(Collection entries)
=== Begin Enclosure ===
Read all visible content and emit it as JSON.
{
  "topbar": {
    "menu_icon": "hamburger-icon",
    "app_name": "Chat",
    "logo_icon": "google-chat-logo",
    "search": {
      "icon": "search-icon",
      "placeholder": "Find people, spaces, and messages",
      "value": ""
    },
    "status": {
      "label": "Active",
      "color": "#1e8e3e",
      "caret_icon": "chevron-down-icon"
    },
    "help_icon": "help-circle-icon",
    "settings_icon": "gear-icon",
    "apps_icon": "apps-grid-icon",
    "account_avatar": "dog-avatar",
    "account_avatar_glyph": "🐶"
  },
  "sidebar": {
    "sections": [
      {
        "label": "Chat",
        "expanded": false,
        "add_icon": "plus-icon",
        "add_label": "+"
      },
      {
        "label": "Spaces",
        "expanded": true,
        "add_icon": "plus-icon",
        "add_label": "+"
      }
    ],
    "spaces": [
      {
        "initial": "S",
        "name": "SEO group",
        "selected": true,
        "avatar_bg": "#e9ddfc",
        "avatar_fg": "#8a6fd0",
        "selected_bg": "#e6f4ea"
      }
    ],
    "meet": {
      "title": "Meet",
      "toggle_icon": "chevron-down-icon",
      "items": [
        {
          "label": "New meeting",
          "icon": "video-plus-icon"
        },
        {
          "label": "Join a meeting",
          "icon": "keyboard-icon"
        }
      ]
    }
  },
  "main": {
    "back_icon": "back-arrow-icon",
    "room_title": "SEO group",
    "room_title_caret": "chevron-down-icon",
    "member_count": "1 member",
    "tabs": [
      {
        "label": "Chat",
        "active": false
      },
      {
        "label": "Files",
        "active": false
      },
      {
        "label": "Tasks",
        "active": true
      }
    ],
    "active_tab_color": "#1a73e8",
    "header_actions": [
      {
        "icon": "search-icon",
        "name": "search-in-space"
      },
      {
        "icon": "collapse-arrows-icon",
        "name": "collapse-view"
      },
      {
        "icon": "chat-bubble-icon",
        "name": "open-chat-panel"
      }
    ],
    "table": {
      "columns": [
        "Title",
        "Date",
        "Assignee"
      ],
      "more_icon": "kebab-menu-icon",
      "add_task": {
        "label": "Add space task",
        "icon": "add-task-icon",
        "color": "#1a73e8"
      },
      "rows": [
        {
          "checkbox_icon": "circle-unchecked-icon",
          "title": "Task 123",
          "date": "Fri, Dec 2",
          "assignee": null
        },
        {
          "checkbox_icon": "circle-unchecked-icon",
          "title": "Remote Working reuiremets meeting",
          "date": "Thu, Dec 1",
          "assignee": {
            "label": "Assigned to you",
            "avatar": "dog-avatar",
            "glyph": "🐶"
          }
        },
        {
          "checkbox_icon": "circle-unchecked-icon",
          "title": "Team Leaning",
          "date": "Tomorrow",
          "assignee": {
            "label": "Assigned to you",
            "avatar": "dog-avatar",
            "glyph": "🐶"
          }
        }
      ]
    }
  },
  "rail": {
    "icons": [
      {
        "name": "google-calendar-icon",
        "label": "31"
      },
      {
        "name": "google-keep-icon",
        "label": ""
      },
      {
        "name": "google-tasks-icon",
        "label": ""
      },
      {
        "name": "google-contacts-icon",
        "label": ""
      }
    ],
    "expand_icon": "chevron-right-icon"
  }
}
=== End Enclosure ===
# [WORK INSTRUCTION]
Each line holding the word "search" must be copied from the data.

# [OUTPUT FOR THIS TASK]
    "search": {
      "icon": "search-icon",
        "icon": "search-icon",
        "name": "search-in-space"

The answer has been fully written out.